------ SUPPLIED DATA ------
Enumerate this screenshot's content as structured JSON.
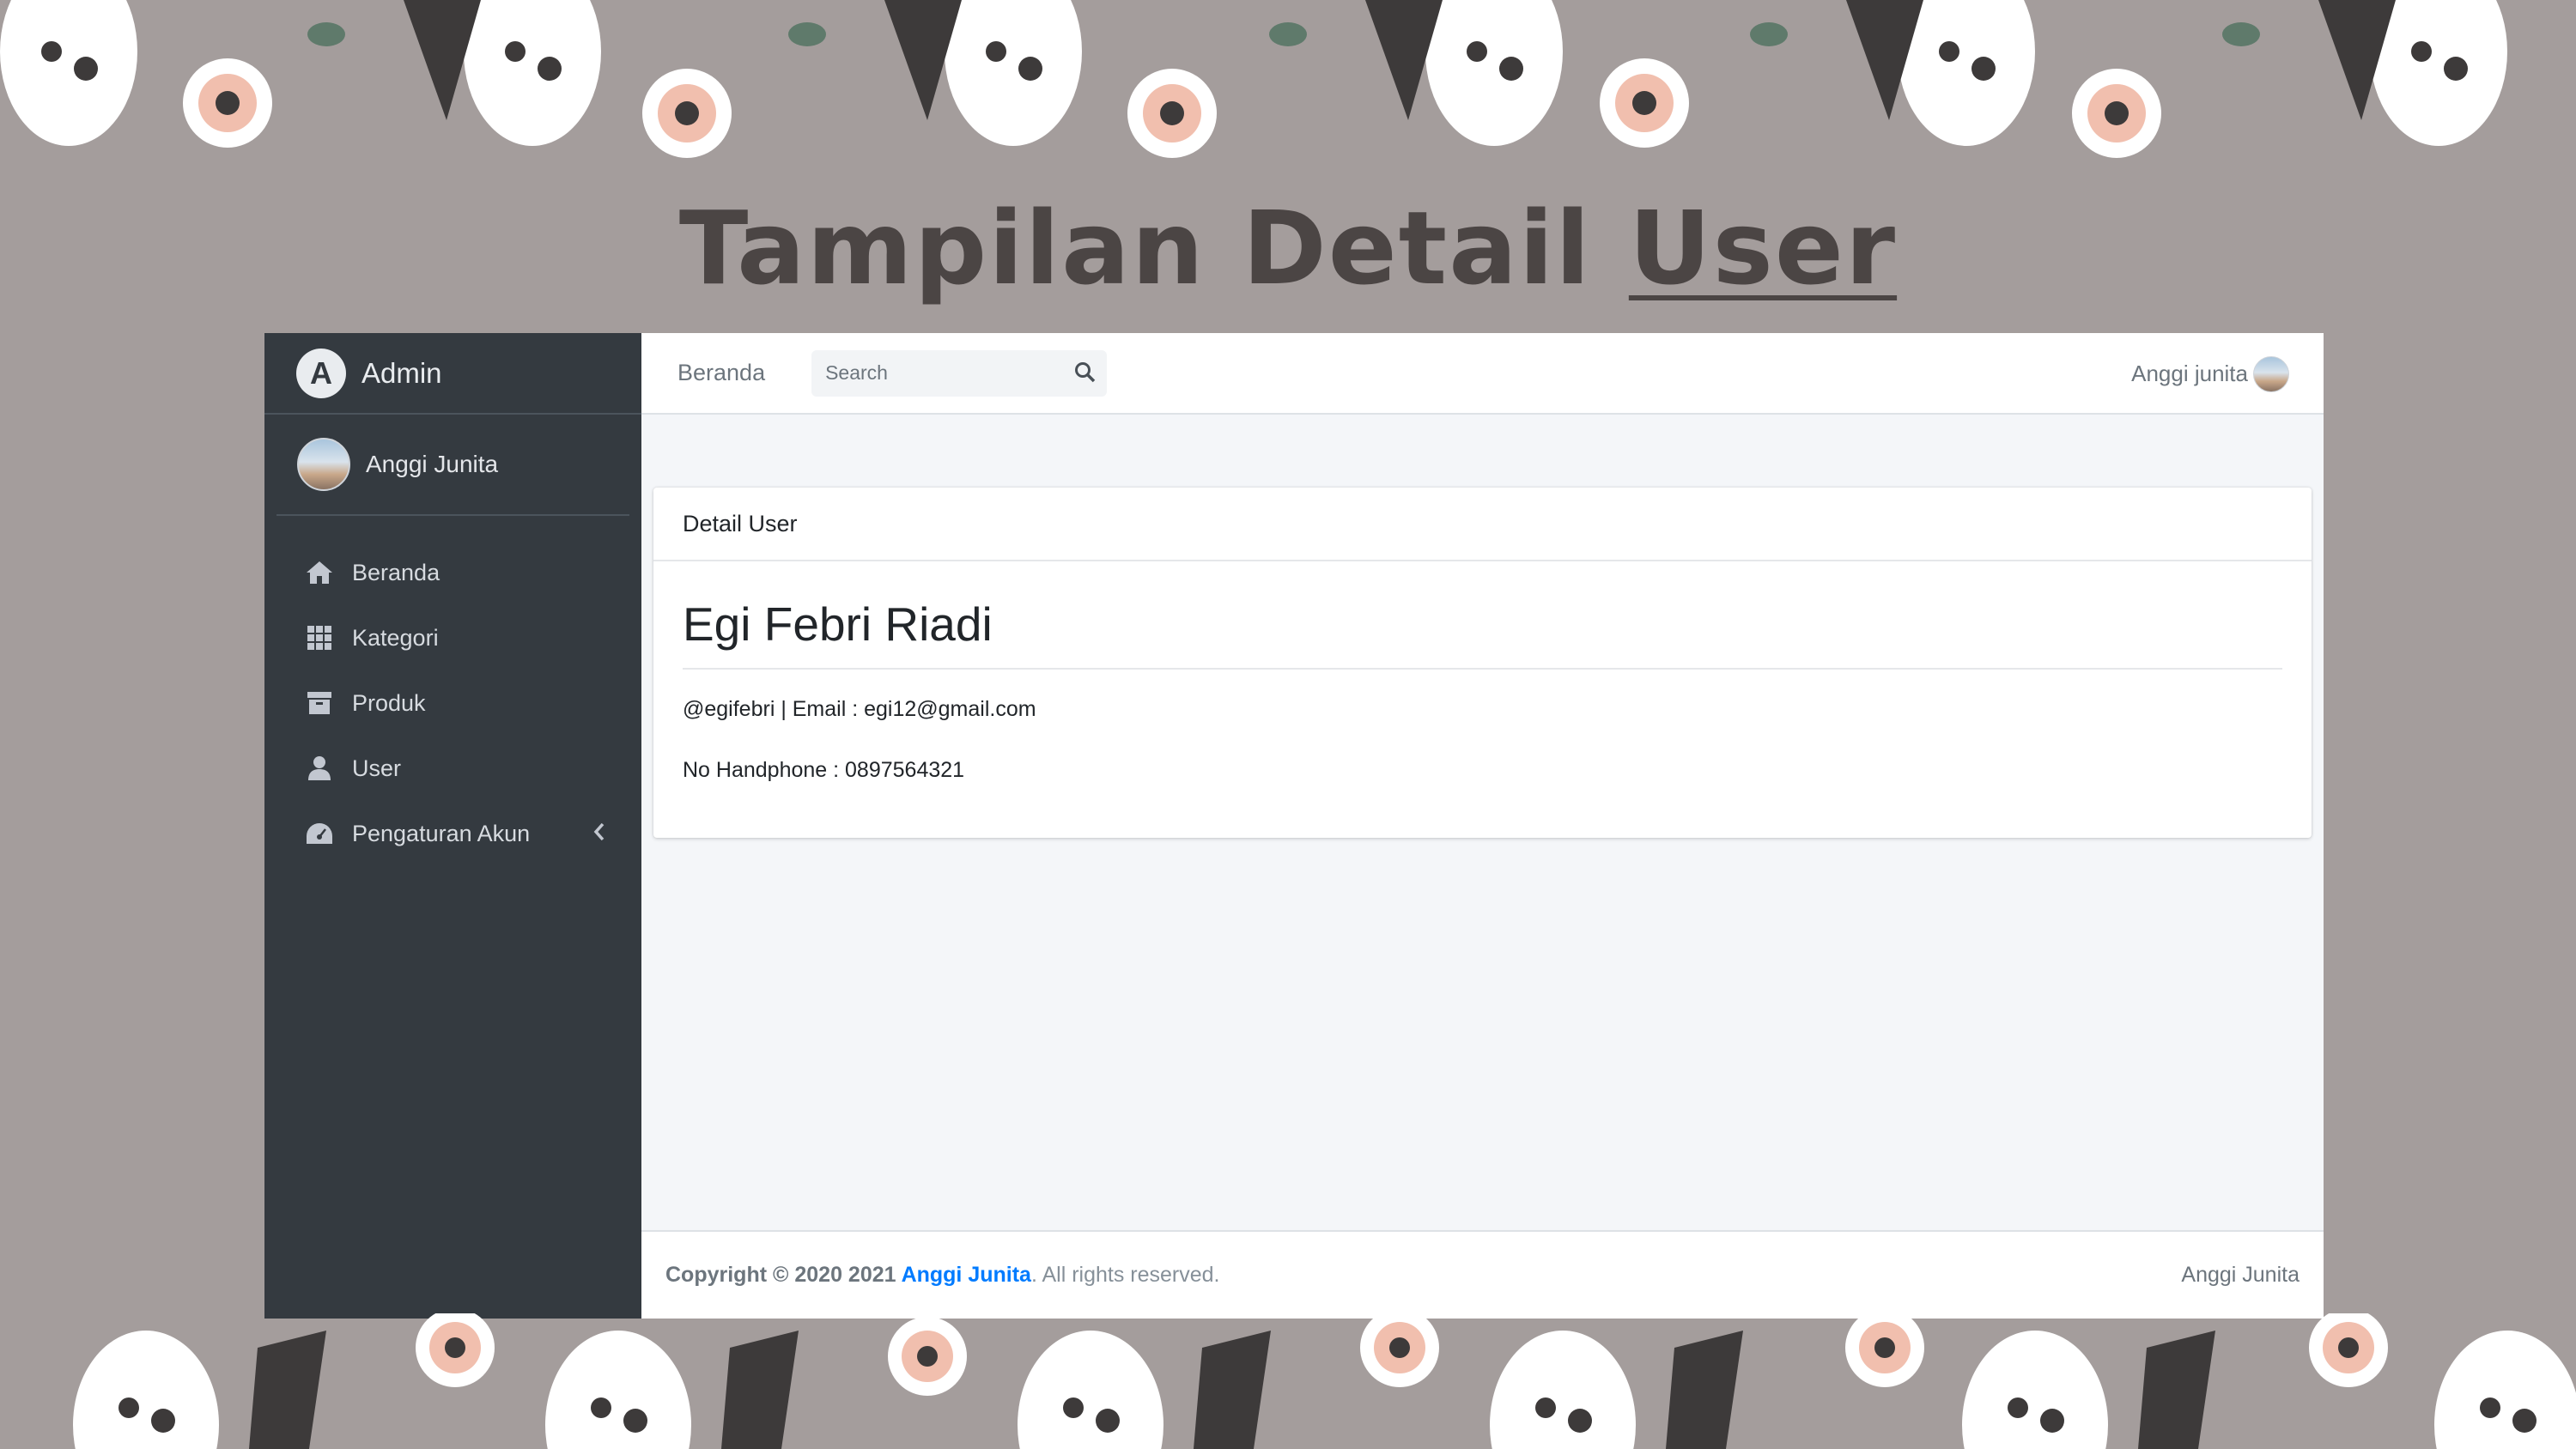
{
  "slide": {
    "title_prefix": "Tampilan Detail ",
    "title_emphasis": "User"
  },
  "sidebar": {
    "brand": "Admin",
    "brand_logo_letter": "A",
    "user_name": "Anggi Junita",
    "items": [
      {
        "label": "Beranda",
        "icon": "home-icon"
      },
      {
        "label": "Kategori",
        "icon": "grid-icon"
      },
      {
        "label": "Produk",
        "icon": "archive-icon"
      },
      {
        "label": "User",
        "icon": "user-icon"
      },
      {
        "label": "Pengaturan Akun",
        "icon": "dashboard-gauge-icon"
      }
    ]
  },
  "topbar": {
    "home_link": "Beranda",
    "search_placeholder": "Search",
    "user_label": "Anggi junita"
  },
  "card": {
    "header": "Detail User",
    "name": "Egi Febri Riadi",
    "line1": "@egifebri | Email : egi12@gmail.com",
    "line2": "No Handphone : 0897564321"
  },
  "footer": {
    "copyright_prefix": "Copyright © 2020 2021 ",
    "author_link": "Anggi Junita",
    "suffix": ". All rights reserved.",
    "right_text": "Anggi Junita"
  },
  "colors": {
    "slide_bg": "#a49d9c",
    "sidebar_bg": "#343a40",
    "content_bg": "#f4f6f9",
    "link": "#007bff"
  }
}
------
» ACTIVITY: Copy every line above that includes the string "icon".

» RESULT:
        "icon": "home-icon"
        "icon": "grid-icon"
        "icon": "archive-icon"
        "icon": "user-icon"
        "icon": "dashboard-gauge-icon"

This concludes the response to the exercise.